▶ **To do**
A single number is the required answer: the count of lines in the listing below that hold the string "zoom".

▶ **Extracted material**
○ ○ ○ ○ ○ ○ ○

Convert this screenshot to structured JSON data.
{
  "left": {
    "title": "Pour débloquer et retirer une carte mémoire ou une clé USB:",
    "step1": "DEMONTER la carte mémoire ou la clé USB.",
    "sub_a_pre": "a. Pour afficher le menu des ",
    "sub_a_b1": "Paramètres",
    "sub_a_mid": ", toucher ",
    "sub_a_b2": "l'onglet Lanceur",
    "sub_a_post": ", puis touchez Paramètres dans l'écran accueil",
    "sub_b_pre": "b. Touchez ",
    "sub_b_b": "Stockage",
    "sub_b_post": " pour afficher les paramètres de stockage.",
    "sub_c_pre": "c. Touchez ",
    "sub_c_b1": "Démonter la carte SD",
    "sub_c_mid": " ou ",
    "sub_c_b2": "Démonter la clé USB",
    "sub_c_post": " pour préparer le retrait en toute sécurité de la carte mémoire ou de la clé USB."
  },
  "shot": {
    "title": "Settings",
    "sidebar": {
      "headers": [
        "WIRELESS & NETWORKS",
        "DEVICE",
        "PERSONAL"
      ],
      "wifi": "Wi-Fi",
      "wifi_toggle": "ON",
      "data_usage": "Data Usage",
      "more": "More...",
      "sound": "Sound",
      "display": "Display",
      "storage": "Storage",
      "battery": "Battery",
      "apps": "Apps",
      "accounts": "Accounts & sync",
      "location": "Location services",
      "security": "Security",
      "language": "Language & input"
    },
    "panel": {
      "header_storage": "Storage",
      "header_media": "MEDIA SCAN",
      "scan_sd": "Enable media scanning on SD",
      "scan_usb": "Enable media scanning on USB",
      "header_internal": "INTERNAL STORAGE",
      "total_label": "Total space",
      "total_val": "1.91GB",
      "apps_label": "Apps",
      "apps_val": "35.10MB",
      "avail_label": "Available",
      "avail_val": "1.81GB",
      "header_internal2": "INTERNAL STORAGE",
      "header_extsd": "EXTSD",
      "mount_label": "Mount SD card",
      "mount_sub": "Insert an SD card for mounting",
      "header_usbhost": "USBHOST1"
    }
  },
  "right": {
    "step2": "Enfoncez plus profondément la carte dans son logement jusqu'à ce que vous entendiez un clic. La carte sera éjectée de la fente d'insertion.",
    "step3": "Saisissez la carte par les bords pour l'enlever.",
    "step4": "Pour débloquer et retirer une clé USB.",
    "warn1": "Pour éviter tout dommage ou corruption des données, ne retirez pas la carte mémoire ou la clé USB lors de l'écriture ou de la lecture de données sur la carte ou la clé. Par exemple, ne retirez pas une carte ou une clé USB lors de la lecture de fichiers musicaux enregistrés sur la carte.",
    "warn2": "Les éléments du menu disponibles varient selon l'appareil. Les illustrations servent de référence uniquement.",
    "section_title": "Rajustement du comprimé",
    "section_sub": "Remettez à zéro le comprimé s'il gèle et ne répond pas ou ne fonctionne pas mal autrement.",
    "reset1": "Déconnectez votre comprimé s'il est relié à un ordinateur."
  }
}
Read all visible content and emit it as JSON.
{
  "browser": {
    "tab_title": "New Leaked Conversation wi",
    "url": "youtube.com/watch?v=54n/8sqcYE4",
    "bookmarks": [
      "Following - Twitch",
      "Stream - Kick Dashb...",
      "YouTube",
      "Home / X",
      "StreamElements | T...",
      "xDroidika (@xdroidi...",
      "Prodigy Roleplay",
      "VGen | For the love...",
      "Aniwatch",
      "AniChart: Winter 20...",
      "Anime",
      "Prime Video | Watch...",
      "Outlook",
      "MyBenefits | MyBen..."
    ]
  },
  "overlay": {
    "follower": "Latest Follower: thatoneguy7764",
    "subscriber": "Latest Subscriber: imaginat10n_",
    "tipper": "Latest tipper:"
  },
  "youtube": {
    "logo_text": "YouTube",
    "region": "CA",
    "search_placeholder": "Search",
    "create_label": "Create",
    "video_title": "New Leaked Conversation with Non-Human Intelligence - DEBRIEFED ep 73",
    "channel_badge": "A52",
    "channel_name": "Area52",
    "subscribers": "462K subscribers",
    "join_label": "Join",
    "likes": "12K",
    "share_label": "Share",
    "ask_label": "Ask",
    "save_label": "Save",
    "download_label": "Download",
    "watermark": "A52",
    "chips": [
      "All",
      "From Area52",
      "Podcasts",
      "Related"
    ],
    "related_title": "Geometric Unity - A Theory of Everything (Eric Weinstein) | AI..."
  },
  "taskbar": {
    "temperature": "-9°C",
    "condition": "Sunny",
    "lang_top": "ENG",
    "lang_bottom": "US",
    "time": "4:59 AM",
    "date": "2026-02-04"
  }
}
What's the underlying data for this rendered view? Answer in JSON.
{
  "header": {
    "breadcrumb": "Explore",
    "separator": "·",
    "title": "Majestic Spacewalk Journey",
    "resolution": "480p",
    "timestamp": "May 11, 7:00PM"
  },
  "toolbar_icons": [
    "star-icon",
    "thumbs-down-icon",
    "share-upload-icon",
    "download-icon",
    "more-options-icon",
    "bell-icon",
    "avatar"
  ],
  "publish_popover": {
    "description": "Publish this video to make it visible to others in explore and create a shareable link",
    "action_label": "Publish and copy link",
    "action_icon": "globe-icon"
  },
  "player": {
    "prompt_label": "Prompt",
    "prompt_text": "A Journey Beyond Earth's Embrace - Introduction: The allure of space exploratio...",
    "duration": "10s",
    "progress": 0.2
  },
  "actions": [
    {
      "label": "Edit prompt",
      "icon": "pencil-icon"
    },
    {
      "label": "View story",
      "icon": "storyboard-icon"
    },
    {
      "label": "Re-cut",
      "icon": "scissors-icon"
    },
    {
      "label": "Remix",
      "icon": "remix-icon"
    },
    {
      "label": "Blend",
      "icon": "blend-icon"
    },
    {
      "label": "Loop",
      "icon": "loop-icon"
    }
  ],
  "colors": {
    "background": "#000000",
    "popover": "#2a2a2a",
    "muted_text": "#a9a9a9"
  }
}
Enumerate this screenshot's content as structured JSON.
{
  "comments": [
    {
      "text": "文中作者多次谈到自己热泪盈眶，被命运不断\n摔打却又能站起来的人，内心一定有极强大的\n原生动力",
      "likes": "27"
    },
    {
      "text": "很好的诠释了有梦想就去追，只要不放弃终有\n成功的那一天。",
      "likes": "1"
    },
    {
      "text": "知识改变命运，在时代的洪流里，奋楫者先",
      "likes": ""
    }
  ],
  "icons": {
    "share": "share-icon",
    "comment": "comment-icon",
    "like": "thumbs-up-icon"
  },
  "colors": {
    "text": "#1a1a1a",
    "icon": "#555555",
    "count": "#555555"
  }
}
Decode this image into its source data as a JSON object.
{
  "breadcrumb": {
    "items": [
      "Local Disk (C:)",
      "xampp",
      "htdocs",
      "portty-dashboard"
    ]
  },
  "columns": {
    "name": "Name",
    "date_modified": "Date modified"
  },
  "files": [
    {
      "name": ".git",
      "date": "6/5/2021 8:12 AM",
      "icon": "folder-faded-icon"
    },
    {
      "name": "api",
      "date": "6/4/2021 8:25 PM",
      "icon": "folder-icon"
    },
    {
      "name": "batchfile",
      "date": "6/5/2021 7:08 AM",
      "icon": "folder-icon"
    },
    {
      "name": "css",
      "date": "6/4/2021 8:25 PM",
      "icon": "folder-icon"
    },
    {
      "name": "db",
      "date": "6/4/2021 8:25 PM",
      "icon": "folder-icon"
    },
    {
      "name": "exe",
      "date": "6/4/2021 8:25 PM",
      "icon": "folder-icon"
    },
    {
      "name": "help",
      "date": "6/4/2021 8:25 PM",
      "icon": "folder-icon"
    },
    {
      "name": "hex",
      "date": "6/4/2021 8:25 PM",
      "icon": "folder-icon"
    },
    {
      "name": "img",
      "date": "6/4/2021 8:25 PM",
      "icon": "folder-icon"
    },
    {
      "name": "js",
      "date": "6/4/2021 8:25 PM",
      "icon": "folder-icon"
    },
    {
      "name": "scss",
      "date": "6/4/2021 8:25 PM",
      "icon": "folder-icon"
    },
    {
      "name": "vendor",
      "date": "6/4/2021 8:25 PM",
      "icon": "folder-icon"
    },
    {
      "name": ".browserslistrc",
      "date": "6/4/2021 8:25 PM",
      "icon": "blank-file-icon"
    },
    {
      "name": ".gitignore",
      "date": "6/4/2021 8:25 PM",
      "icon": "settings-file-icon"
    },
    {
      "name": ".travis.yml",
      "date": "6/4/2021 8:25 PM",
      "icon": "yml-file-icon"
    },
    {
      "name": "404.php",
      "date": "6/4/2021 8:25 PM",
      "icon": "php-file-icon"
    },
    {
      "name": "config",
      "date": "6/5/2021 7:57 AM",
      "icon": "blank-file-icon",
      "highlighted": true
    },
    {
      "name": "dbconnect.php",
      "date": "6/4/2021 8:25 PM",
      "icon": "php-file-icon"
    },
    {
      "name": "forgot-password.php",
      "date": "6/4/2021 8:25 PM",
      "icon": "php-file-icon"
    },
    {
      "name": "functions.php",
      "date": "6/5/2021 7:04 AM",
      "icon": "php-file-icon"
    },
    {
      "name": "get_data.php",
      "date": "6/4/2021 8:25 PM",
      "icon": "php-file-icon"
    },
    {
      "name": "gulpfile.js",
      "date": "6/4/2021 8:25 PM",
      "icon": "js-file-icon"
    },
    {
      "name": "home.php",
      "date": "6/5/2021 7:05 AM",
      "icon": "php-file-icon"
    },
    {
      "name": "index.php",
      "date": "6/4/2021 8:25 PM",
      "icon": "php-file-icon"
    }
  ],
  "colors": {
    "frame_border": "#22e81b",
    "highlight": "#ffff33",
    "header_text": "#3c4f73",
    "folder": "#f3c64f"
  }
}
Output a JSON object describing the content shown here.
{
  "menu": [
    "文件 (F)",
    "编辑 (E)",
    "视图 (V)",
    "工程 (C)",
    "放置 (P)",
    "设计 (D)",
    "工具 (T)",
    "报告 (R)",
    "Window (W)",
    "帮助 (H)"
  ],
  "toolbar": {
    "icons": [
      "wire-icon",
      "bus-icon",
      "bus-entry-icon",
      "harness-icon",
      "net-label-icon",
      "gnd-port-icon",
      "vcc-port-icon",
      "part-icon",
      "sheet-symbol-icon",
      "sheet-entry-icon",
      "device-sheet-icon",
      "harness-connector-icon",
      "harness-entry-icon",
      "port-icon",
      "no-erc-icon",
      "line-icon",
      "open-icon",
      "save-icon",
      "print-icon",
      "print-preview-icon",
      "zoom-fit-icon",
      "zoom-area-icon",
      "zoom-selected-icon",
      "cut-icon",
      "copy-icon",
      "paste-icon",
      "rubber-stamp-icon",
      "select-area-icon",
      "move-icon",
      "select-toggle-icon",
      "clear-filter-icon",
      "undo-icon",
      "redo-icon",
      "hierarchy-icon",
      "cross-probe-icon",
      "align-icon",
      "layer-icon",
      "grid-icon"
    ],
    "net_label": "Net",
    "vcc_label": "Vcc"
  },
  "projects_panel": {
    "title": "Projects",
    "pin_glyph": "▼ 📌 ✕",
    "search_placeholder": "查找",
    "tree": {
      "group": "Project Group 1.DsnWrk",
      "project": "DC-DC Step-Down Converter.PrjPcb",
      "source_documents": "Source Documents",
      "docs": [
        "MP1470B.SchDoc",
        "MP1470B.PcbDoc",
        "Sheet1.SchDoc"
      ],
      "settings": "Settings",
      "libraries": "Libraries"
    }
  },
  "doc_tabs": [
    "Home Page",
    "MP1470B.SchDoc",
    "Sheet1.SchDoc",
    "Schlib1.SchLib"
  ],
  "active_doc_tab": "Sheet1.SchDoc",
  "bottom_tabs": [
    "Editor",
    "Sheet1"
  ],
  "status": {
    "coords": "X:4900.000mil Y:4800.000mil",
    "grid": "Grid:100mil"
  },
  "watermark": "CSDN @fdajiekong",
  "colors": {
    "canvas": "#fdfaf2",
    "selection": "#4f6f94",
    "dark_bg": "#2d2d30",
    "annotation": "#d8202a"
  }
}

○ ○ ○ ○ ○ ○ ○

▶ **Your response**
3